Data to examine:
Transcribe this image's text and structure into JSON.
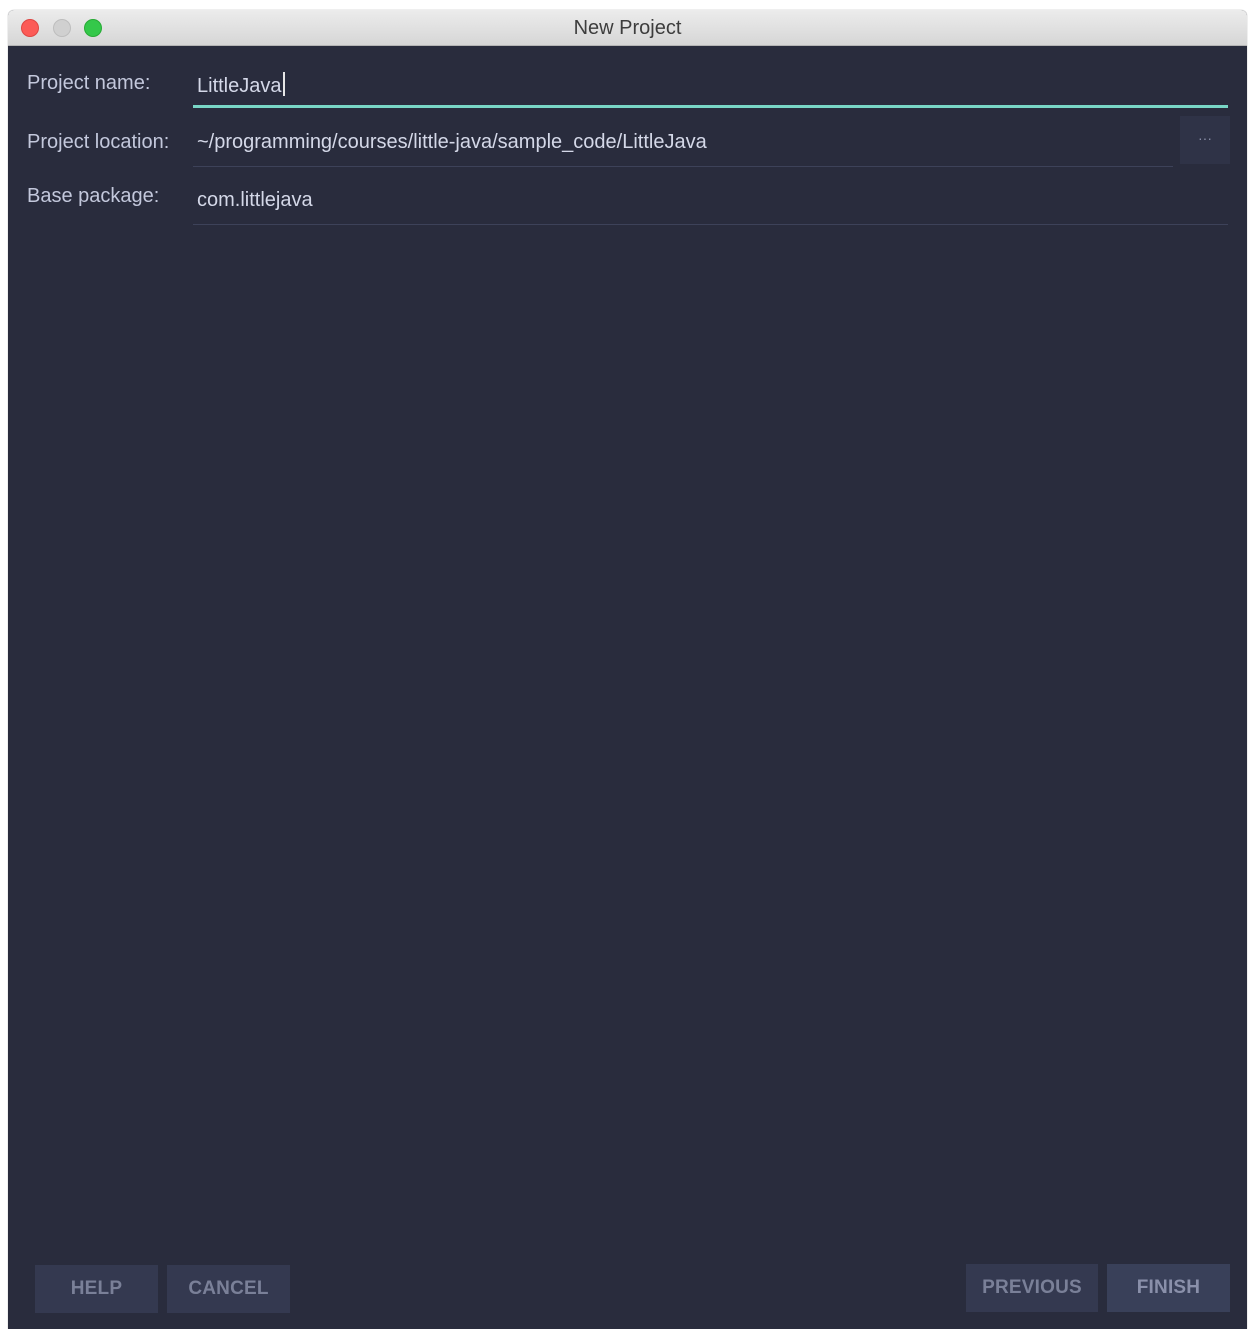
{
  "window": {
    "title": "New Project"
  },
  "form": {
    "project_name": {
      "label": "Project name:",
      "value": "LittleJava"
    },
    "project_location": {
      "label": "Project location:",
      "value": "~/programming/courses/little-java/sample_code/LittleJava",
      "browse_label": "···"
    },
    "base_package": {
      "label": "Base package:",
      "value": "com.littlejava"
    }
  },
  "buttons": {
    "help": "HELP",
    "cancel": "CANCEL",
    "previous": "PREVIOUS",
    "finish": "FINISH"
  },
  "colors": {
    "background": "#292c3d",
    "accent": "#78d6c6",
    "button_bg": "#343950"
  }
}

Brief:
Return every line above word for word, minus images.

Answer to the exercise:
Transcribe this image's text and structure into JSON.
{
  "window": {
    "title": "New Project"
  },
  "form": {
    "project_name": {
      "label": "Project name:",
      "value": "LittleJava"
    },
    "project_location": {
      "label": "Project location:",
      "value": "~/programming/courses/little-java/sample_code/LittleJava",
      "browse_label": "···"
    },
    "base_package": {
      "label": "Base package:",
      "value": "com.littlejava"
    }
  },
  "buttons": {
    "help": "HELP",
    "cancel": "CANCEL",
    "previous": "PREVIOUS",
    "finish": "FINISH"
  },
  "colors": {
    "background": "#292c3d",
    "accent": "#78d6c6",
    "button_bg": "#343950"
  }
}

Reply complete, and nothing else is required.